Eight Autographed Signed Notes (or Card) (ANS);
• ANS for Mrs. H.G. Jacobs, sent from Pasadena, CA, 11 March 1913. “Life is an arrow, - therefore you must know what mark to aim at, how to use the bow, - Then draw it to the head, and let it go!”
• Autograph card, 28 September 1904.
• Typed signed card, 8 May 1929: “So many requests for autographs come to me that I can do no more than send you this with good wishes.”
• Signed card (18 May 1927) with several news clippings of his poems and photogravure signed in facsimile.
• Signed quotation on page dated October 3, extracted from the pages of a 1902 Autograph Calendar book recovered from Orange Memorial Hospital, New Jersey: "Life is an arrow: therefore you must know what mark to aim at, how to use the bow, Then draw it to the head, and let it go!”
• B&w printed photo, signed twice.
• Signed card dated May 21, 1928.
• Signed card, n.d., stating that he is still very ill and busy but providing his autograph.
• Van Dyke’s bookplate with “Ex Libris Henry Van Dyke” and motto “Lux summa lex mea” depicts the Greek god, Hermes, reading a book while fishing and a shield with a helmet and star.

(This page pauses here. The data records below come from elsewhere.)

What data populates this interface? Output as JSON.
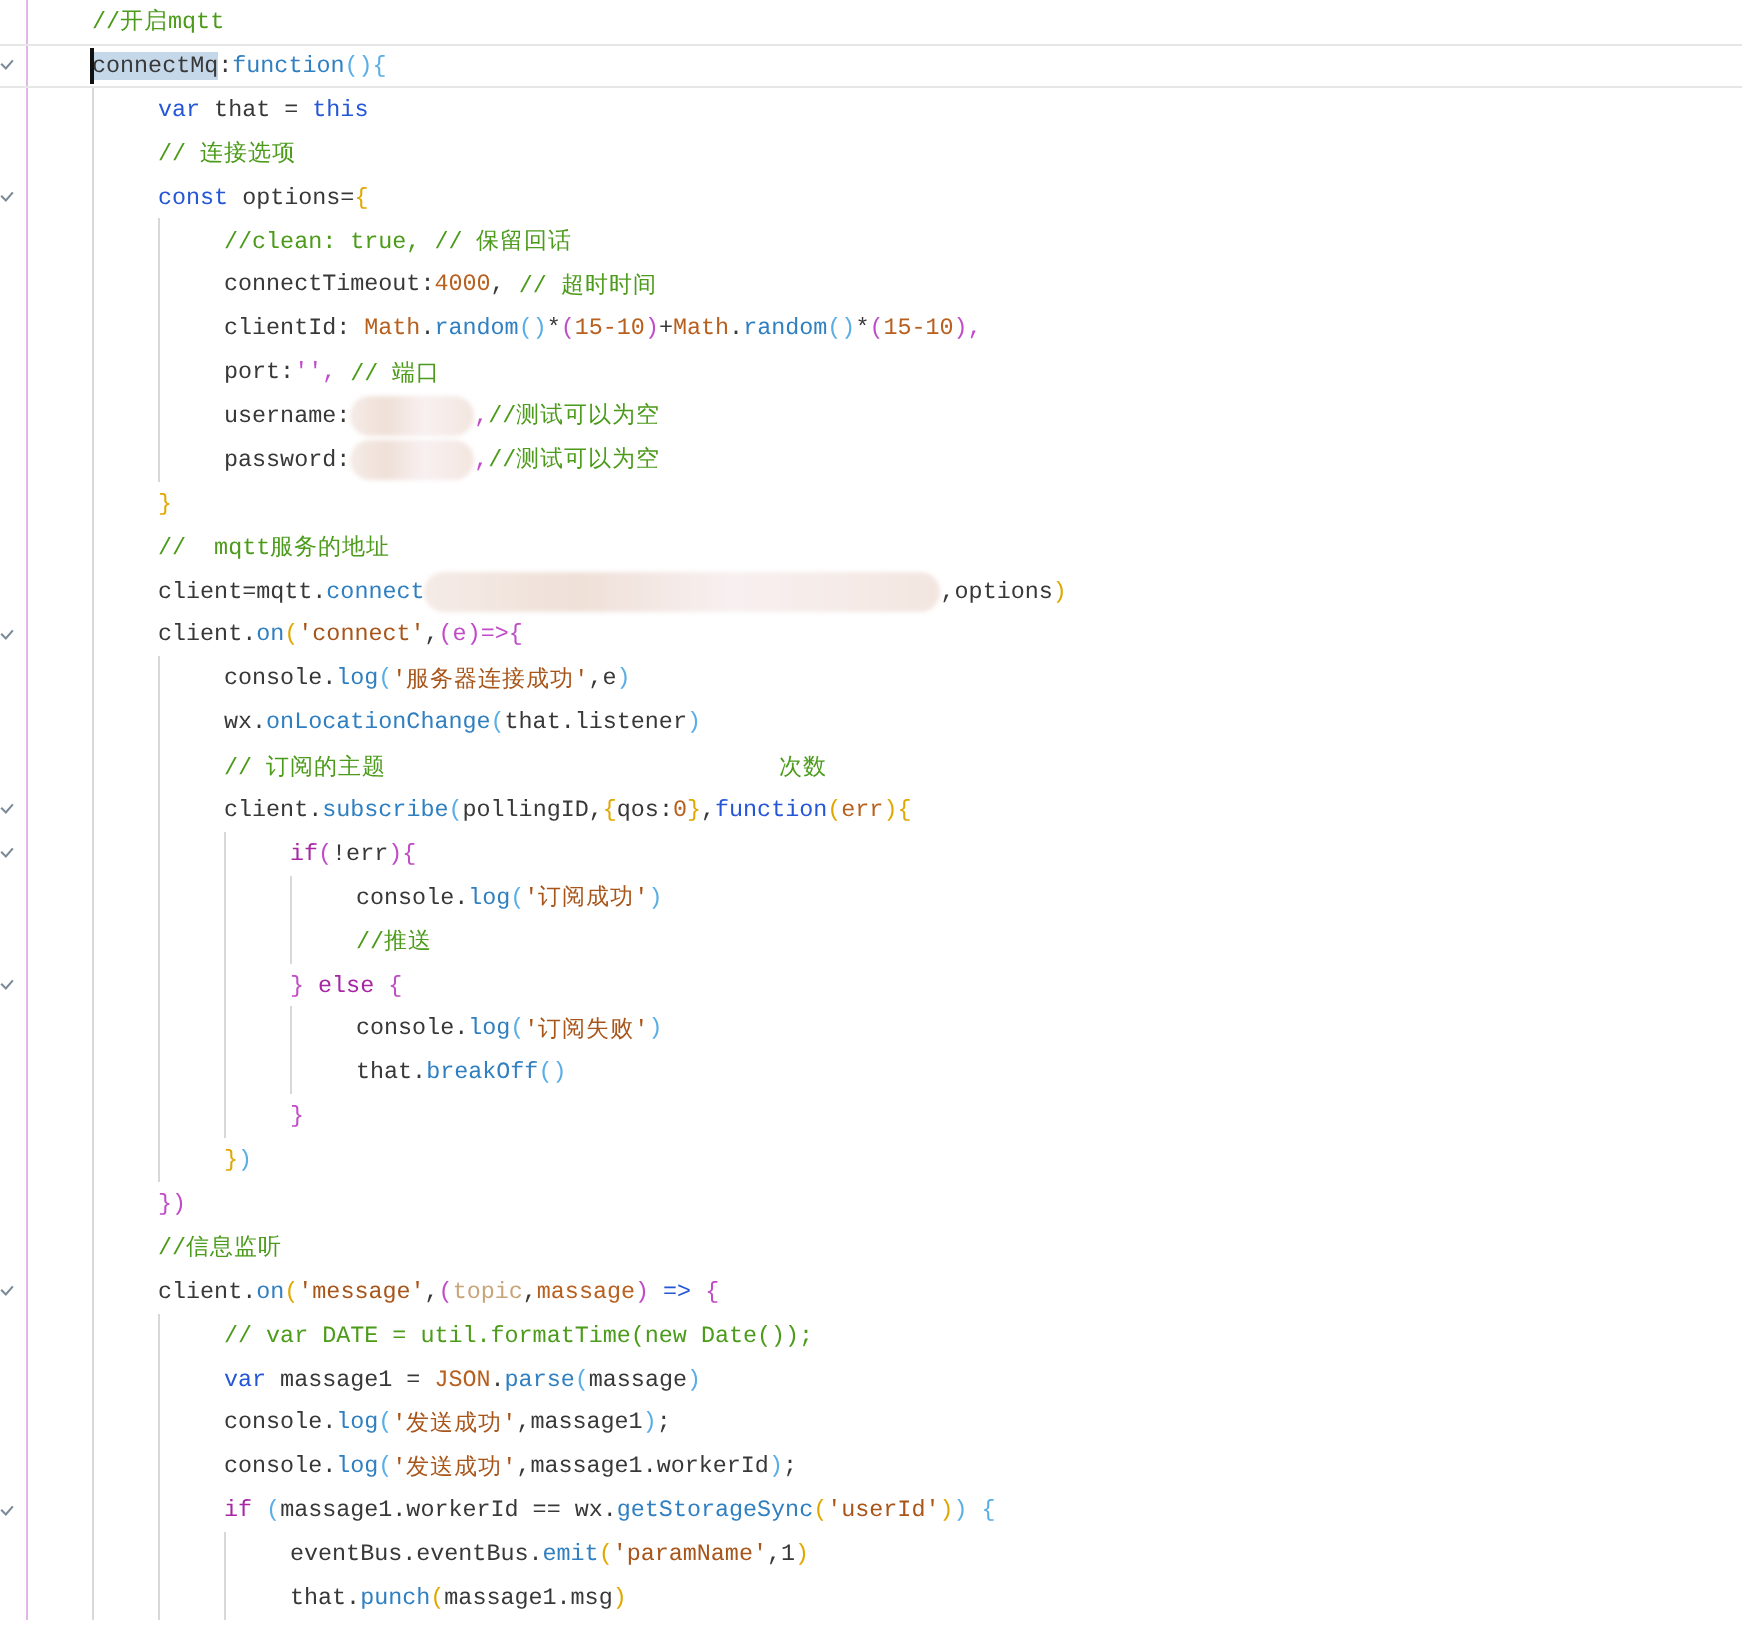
{
  "lines": [
    {
      "fold": false,
      "current": false,
      "tokens": [
        {
          "kind": "cm",
          "text": "//开启mqtt"
        }
      ]
    },
    {
      "fold": true,
      "current": true,
      "tokens": [
        {
          "kind": "id",
          "text": "connectMq",
          "selected": true
        },
        {
          "kind": "id",
          "text": ":"
        },
        {
          "kind": "fn",
          "text": "function"
        },
        {
          "kind": "pb",
          "text": "(){"
        }
      ]
    },
    {
      "fold": false,
      "current": false,
      "tokens": [
        {
          "kind": "kw",
          "text": "    var"
        },
        {
          "kind": "id",
          "text": " that = "
        },
        {
          "kind": "kw",
          "text": "this"
        }
      ]
    },
    {
      "fold": false,
      "current": false,
      "tokens": [
        {
          "kind": "cm",
          "text": "    // 连接选项"
        }
      ]
    },
    {
      "fold": true,
      "current": false,
      "tokens": [
        {
          "kind": "kw",
          "text": "    const"
        },
        {
          "kind": "id",
          "text": " options="
        },
        {
          "kind": "yb",
          "text": "{"
        }
      ]
    },
    {
      "fold": false,
      "current": false,
      "tokens": [
        {
          "kind": "cm",
          "text": "        //clean: true, // 保留回话"
        }
      ]
    },
    {
      "fold": false,
      "current": false,
      "tokens": [
        {
          "kind": "id",
          "text": "        connectTimeout:"
        },
        {
          "kind": "num",
          "text": "4000"
        },
        {
          "kind": "id",
          "text": ", "
        },
        {
          "kind": "cm",
          "text": "// 超时时间"
        }
      ]
    },
    {
      "fold": false,
      "current": false,
      "tokens": [
        {
          "kind": "id",
          "text": "        clientId: "
        },
        {
          "kind": "num",
          "text": "Math"
        },
        {
          "kind": "id",
          "text": "."
        },
        {
          "kind": "fn",
          "text": "random"
        },
        {
          "kind": "pb",
          "text": "()"
        },
        {
          "kind": "id",
          "text": "*"
        },
        {
          "kind": "mb",
          "text": "("
        },
        {
          "kind": "num",
          "text": "15-10"
        },
        {
          "kind": "mb",
          "text": ")"
        },
        {
          "kind": "id",
          "text": "+"
        },
        {
          "kind": "num",
          "text": "Math"
        },
        {
          "kind": "id",
          "text": "."
        },
        {
          "kind": "fn",
          "text": "random"
        },
        {
          "kind": "pb",
          "text": "()"
        },
        {
          "kind": "id",
          "text": "*"
        },
        {
          "kind": "mb",
          "text": "("
        },
        {
          "kind": "num",
          "text": "15-10"
        },
        {
          "kind": "mb",
          "text": ")"
        },
        {
          "kind": "mb",
          "text": ","
        }
      ]
    },
    {
      "fold": false,
      "current": false,
      "tokens": [
        {
          "kind": "id",
          "text": "        port:"
        },
        {
          "kind": "mb",
          "text": "''"
        },
        {
          "kind": "mb",
          "text": ", "
        },
        {
          "kind": "cm",
          "text": "// 端口"
        }
      ]
    },
    {
      "fold": false,
      "current": false,
      "tokens": [
        {
          "kind": "id",
          "text": "        username:"
        },
        {
          "kind": "blur-short"
        },
        {
          "kind": "mb",
          "text": ","
        },
        {
          "kind": "cm",
          "text": "//测试可以为空"
        }
      ]
    },
    {
      "fold": false,
      "current": false,
      "tokens": [
        {
          "kind": "id",
          "text": "        password:"
        },
        {
          "kind": "blur-short"
        },
        {
          "kind": "mb",
          "text": ","
        },
        {
          "kind": "cm",
          "text": "//测试可以为空"
        }
      ]
    },
    {
      "fold": false,
      "current": false,
      "tokens": [
        {
          "kind": "yb",
          "text": "    }"
        }
      ]
    },
    {
      "fold": false,
      "current": false,
      "tokens": [
        {
          "kind": "cm",
          "text": "    //  mqtt服务的地址"
        }
      ]
    },
    {
      "fold": false,
      "current": false,
      "tokens": [
        {
          "kind": "id",
          "text": "    client=mqtt."
        },
        {
          "kind": "fn",
          "text": "connect"
        },
        {
          "kind": "blur-long"
        },
        {
          "kind": "id",
          "text": ",options"
        },
        {
          "kind": "yb",
          "text": ")"
        }
      ]
    },
    {
      "fold": true,
      "current": false,
      "tokens": [
        {
          "kind": "id",
          "text": "    client."
        },
        {
          "kind": "fn",
          "text": "on"
        },
        {
          "kind": "yb",
          "text": "("
        },
        {
          "kind": "str",
          "text": "'connect'"
        },
        {
          "kind": "id",
          "text": ","
        },
        {
          "kind": "mb",
          "text": "(e)=>{"
        }
      ]
    },
    {
      "fold": false,
      "current": false,
      "tokens": [
        {
          "kind": "id",
          "text": "        console."
        },
        {
          "kind": "fn",
          "text": "log"
        },
        {
          "kind": "pb",
          "text": "("
        },
        {
          "kind": "str",
          "text": "'服务器连接成功'"
        },
        {
          "kind": "id",
          "text": ",e"
        },
        {
          "kind": "pb",
          "text": ")"
        }
      ]
    },
    {
      "fold": false,
      "current": false,
      "tokens": [
        {
          "kind": "id",
          "text": "        wx."
        },
        {
          "kind": "fn",
          "text": "onLocationChange"
        },
        {
          "kind": "pb",
          "text": "("
        },
        {
          "kind": "id",
          "text": "that.listener"
        },
        {
          "kind": "pb",
          "text": ")"
        }
      ]
    },
    {
      "fold": false,
      "current": false,
      "tokens": [
        {
          "kind": "cm",
          "text": "        // 订阅的主题                            次数"
        }
      ]
    },
    {
      "fold": true,
      "current": false,
      "tokens": [
        {
          "kind": "id",
          "text": "        client."
        },
        {
          "kind": "fn",
          "text": "subscribe"
        },
        {
          "kind": "pb",
          "text": "("
        },
        {
          "kind": "id",
          "text": "pollingID,"
        },
        {
          "kind": "yb",
          "text": "{"
        },
        {
          "kind": "id",
          "text": "qos:"
        },
        {
          "kind": "num",
          "text": "0"
        },
        {
          "kind": "yb",
          "text": "}"
        },
        {
          "kind": "id",
          "text": ","
        },
        {
          "kind": "kw",
          "text": "function"
        },
        {
          "kind": "yb",
          "text": "("
        },
        {
          "kind": "num",
          "text": "err"
        },
        {
          "kind": "yb",
          "text": "){"
        }
      ]
    },
    {
      "fold": true,
      "current": false,
      "tokens": [
        {
          "kind": "ctl",
          "text": "            if"
        },
        {
          "kind": "mb",
          "text": "("
        },
        {
          "kind": "id",
          "text": "!err"
        },
        {
          "kind": "mb",
          "text": "){"
        }
      ]
    },
    {
      "fold": false,
      "current": false,
      "tokens": [
        {
          "kind": "id",
          "text": "                console."
        },
        {
          "kind": "fn",
          "text": "log"
        },
        {
          "kind": "pb",
          "text": "("
        },
        {
          "kind": "str",
          "text": "'订阅成功'"
        },
        {
          "kind": "pb",
          "text": ")"
        }
      ]
    },
    {
      "fold": false,
      "current": false,
      "tokens": [
        {
          "kind": "cm",
          "text": "                //推送"
        }
      ]
    },
    {
      "fold": true,
      "current": false,
      "tokens": [
        {
          "kind": "mb",
          "text": "            }"
        },
        {
          "kind": "ctl",
          "text": " else"
        },
        {
          "kind": "mb",
          "text": " {"
        }
      ]
    },
    {
      "fold": false,
      "current": false,
      "tokens": [
        {
          "kind": "id",
          "text": "                console."
        },
        {
          "kind": "fn",
          "text": "log"
        },
        {
          "kind": "pb",
          "text": "("
        },
        {
          "kind": "str",
          "text": "'订阅失败'"
        },
        {
          "kind": "pb",
          "text": ")"
        }
      ]
    },
    {
      "fold": false,
      "current": false,
      "tokens": [
        {
          "kind": "id",
          "text": "                that."
        },
        {
          "kind": "fn",
          "text": "breakOff"
        },
        {
          "kind": "pb",
          "text": "()"
        }
      ]
    },
    {
      "fold": false,
      "current": false,
      "tokens": [
        {
          "kind": "mb",
          "text": "            }"
        }
      ]
    },
    {
      "fold": false,
      "current": false,
      "tokens": [
        {
          "kind": "yb",
          "text": "        }"
        },
        {
          "kind": "pb",
          "text": ")"
        }
      ]
    },
    {
      "fold": false,
      "current": false,
      "tokens": [
        {
          "kind": "mb",
          "text": "    })"
        }
      ]
    },
    {
      "fold": false,
      "current": false,
      "tokens": [
        {
          "kind": "cm",
          "text": "    //信息监听"
        }
      ]
    },
    {
      "fold": true,
      "current": false,
      "tokens": [
        {
          "kind": "id",
          "text": "    client."
        },
        {
          "kind": "fn",
          "text": "on"
        },
        {
          "kind": "yb",
          "text": "("
        },
        {
          "kind": "str",
          "text": "'message'"
        },
        {
          "kind": "id",
          "text": ","
        },
        {
          "kind": "mb",
          "text": "("
        },
        {
          "kind": "prm",
          "text": "topic"
        },
        {
          "kind": "id",
          "text": ","
        },
        {
          "kind": "num",
          "text": "massage"
        },
        {
          "kind": "mb",
          "text": ")"
        },
        {
          "kind": "kw",
          "text": " =>"
        },
        {
          "kind": "mb",
          "text": " {"
        }
      ]
    },
    {
      "fold": false,
      "current": false,
      "tokens": [
        {
          "kind": "cm",
          "text": "        // var DATE = util.formatTime(new Date());"
        }
      ]
    },
    {
      "fold": false,
      "current": false,
      "tokens": [
        {
          "kind": "kw",
          "text": "        var"
        },
        {
          "kind": "id",
          "text": " massage1 = "
        },
        {
          "kind": "num",
          "text": "JSON"
        },
        {
          "kind": "id",
          "text": "."
        },
        {
          "kind": "fn",
          "text": "parse"
        },
        {
          "kind": "pb",
          "text": "("
        },
        {
          "kind": "id",
          "text": "massage"
        },
        {
          "kind": "pb",
          "text": ")"
        }
      ]
    },
    {
      "fold": false,
      "current": false,
      "tokens": [
        {
          "kind": "id",
          "text": "        console."
        },
        {
          "kind": "fn",
          "text": "log"
        },
        {
          "kind": "pb",
          "text": "("
        },
        {
          "kind": "str",
          "text": "'发送成功'"
        },
        {
          "kind": "id",
          "text": ",massage1"
        },
        {
          "kind": "pb",
          "text": ")"
        },
        {
          "kind": "id",
          "text": ";"
        }
      ]
    },
    {
      "fold": false,
      "current": false,
      "tokens": [
        {
          "kind": "id",
          "text": "        console."
        },
        {
          "kind": "fn",
          "text": "log"
        },
        {
          "kind": "pb",
          "text": "("
        },
        {
          "kind": "str",
          "text": "'发送成功'"
        },
        {
          "kind": "id",
          "text": ",massage1.workerId"
        },
        {
          "kind": "pb",
          "text": ")"
        },
        {
          "kind": "id",
          "text": ";"
        }
      ]
    },
    {
      "fold": true,
      "current": false,
      "tokens": [
        {
          "kind": "ctl",
          "text": "        if"
        },
        {
          "kind": "pb",
          "text": " ("
        },
        {
          "kind": "id",
          "text": "massage1.workerId == wx."
        },
        {
          "kind": "fn",
          "text": "getStorageSync"
        },
        {
          "kind": "yb",
          "text": "("
        },
        {
          "kind": "str",
          "text": "'userId'"
        },
        {
          "kind": "yb",
          "text": ")"
        },
        {
          "kind": "pb",
          "text": ")"
        },
        {
          "kind": "pb",
          "text": " {"
        }
      ]
    },
    {
      "fold": false,
      "current": false,
      "tokens": [
        {
          "kind": "id",
          "text": "            eventBus.eventBus."
        },
        {
          "kind": "fn",
          "text": "emit"
        },
        {
          "kind": "yb",
          "text": "("
        },
        {
          "kind": "str",
          "text": "'paramName'"
        },
        {
          "kind": "id",
          "text": ",1"
        },
        {
          "kind": "yb",
          "text": ")"
        }
      ]
    },
    {
      "fold": false,
      "current": false,
      "tokens": [
        {
          "kind": "id",
          "text": "            that."
        },
        {
          "kind": "fn",
          "text": "punch"
        },
        {
          "kind": "yb",
          "text": "("
        },
        {
          "kind": "id",
          "text": "massage1.msg"
        },
        {
          "kind": "yb",
          "text": ")"
        }
      ]
    }
  ]
}
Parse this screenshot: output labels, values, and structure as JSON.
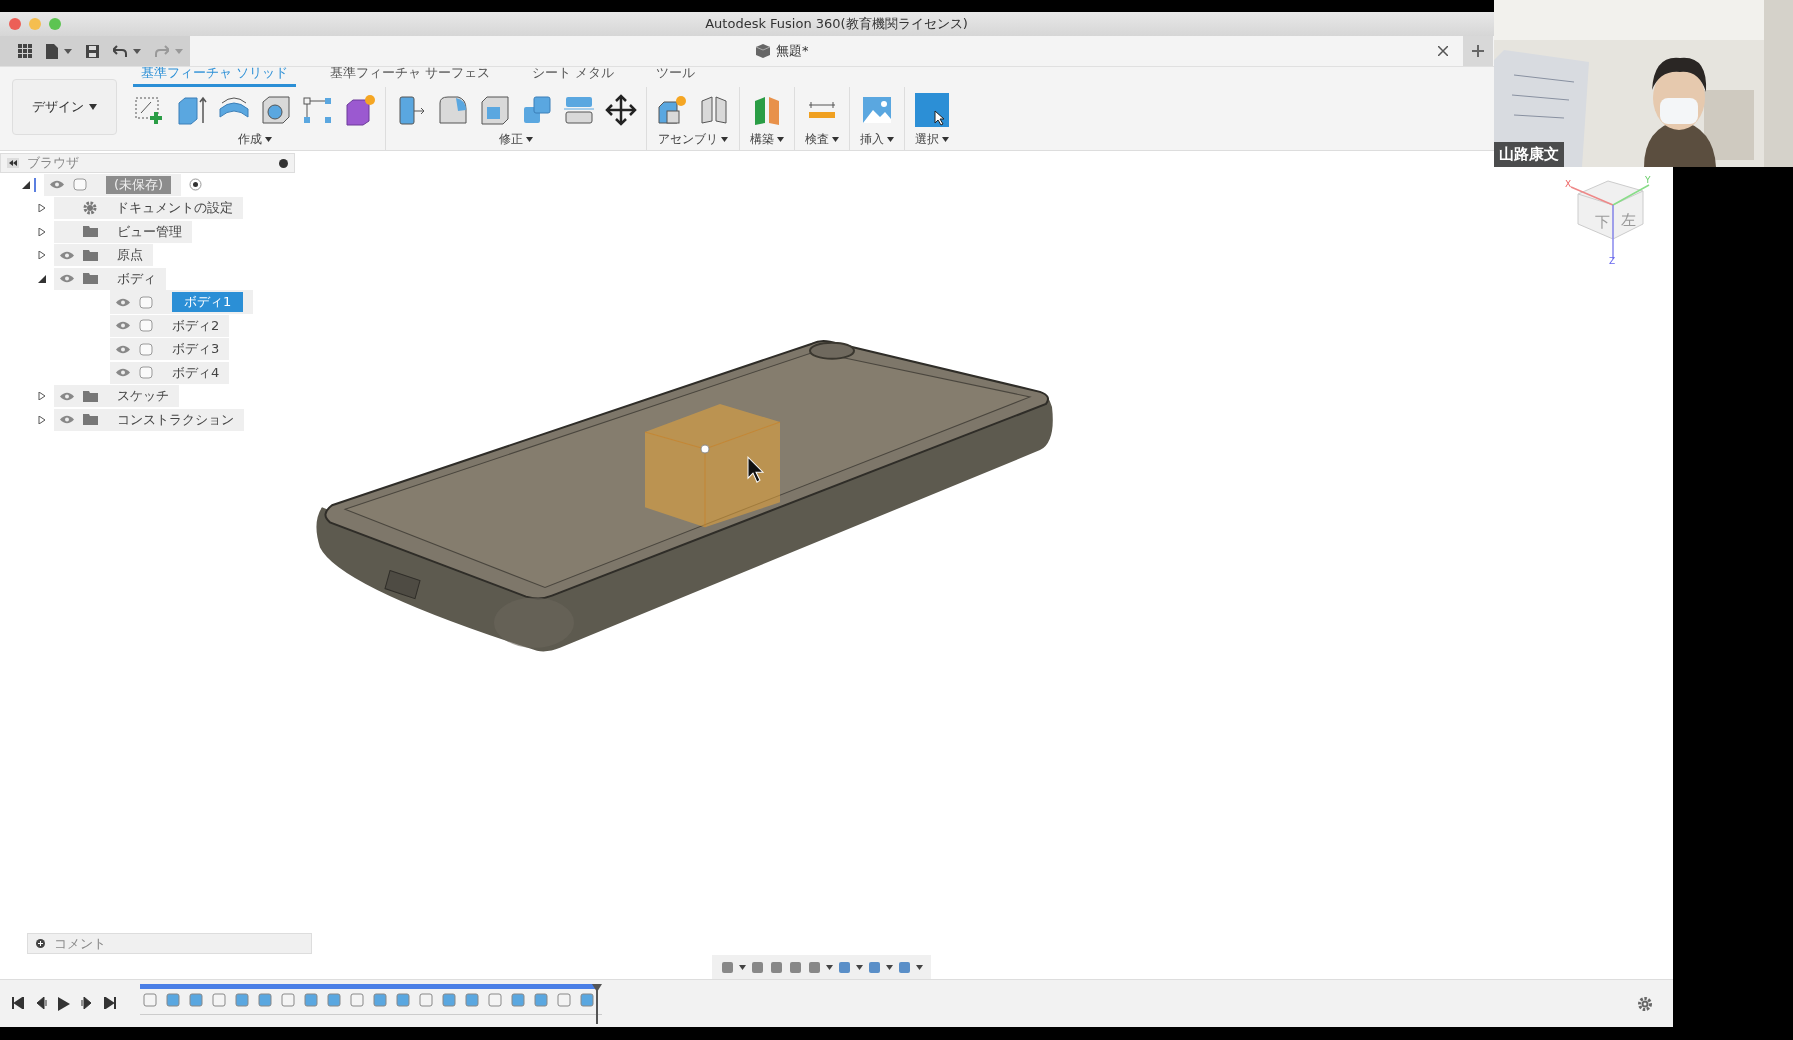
{
  "window": {
    "title": "Autodesk Fusion 360(教育機関ライセンス)"
  },
  "document_tab": {
    "title": "無題*"
  },
  "workspace": {
    "label": "デザイン"
  },
  "toolbar_tabs": [
    {
      "label": "基準フィーチャ ソリッド",
      "selected": true
    },
    {
      "label": "基準フィーチャ サーフェス",
      "selected": false
    },
    {
      "label": "シート メタル",
      "selected": false
    },
    {
      "label": "ツール",
      "selected": false
    }
  ],
  "tool_groups": [
    {
      "label": "作成"
    },
    {
      "label": "修正"
    },
    {
      "label": "アセンブリ"
    },
    {
      "label": "構築"
    },
    {
      "label": "検査"
    },
    {
      "label": "挿入"
    },
    {
      "label": "選択"
    }
  ],
  "browser": {
    "title": "ブラウザ",
    "tree": [
      {
        "label": "(未保存)",
        "kind": "root",
        "visibility_toggle": true,
        "expanded": true,
        "selected": false,
        "children": [
          {
            "label": "ドキュメントの設定",
            "kind": "settings",
            "visibility_toggle": false,
            "expanded": false,
            "selected": false
          },
          {
            "label": "ビュー管理",
            "kind": "folder",
            "visibility_toggle": false,
            "expanded": false,
            "selected": false
          },
          {
            "label": "原点",
            "kind": "folder",
            "visibility_toggle": true,
            "expanded": false,
            "selected": false
          },
          {
            "label": "ボディ",
            "kind": "folder",
            "visibility_toggle": true,
            "expanded": true,
            "selected": false,
            "children": [
              {
                "label": "ボディ1",
                "kind": "body",
                "visibility_toggle": true,
                "selected": true
              },
              {
                "label": "ボディ2",
                "kind": "body",
                "visibility_toggle": true,
                "selected": false
              },
              {
                "label": "ボディ3",
                "kind": "body",
                "visibility_toggle": true,
                "selected": false
              },
              {
                "label": "ボディ4",
                "kind": "body",
                "visibility_toggle": true,
                "selected": false
              }
            ]
          },
          {
            "label": "スケッチ",
            "kind": "folder",
            "visibility_toggle": true,
            "expanded": false,
            "selected": false
          },
          {
            "label": "コンストラクション",
            "kind": "folder",
            "visibility_toggle": true,
            "expanded": false,
            "selected": false
          }
        ]
      }
    ]
  },
  "view_cube": {
    "faces": [
      "下",
      "左"
    ],
    "axes": [
      "X",
      "Y",
      "Z"
    ]
  },
  "comments": {
    "label": "コメント"
  },
  "video_overlay": {
    "kind": "picture",
    "name": "山路康文"
  }
}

• 6 post card and printed poem cards: image of van Dyke and flowers with quotation, “There is love that stirs the heart…”, 1908, The Scofield-Pierson Co.; greeting card, n.d., “Not to the swift, | the race;….”; “The Foot Path to Peace”, 1907, with quotation “To be glad of life because it gives you the chance to love and to work and to play and to look up at the stars....’; “The Spirit of Christmas”, [190?], addressed to Elsa Rist; “Life Is in Tune with Harmony” from Music and Other Poems (1904); “My Work”, post-marked 1908. “The Legend of the Vain King”, Post card, Princeton New Jersey Mansion Home of Professor Henry Van Dyke, 8 April 1915, to Mrs. Guest, apparently in Van Dyke’s hand. “Henry van Dyke. The Man and His Work”,
• 1 page article extracted from the Ladies’ Home Journal, September 1904.
• B&w small printed full profile image of Van Dyke with biographical information about him.
This collection is on consignment with LDRB.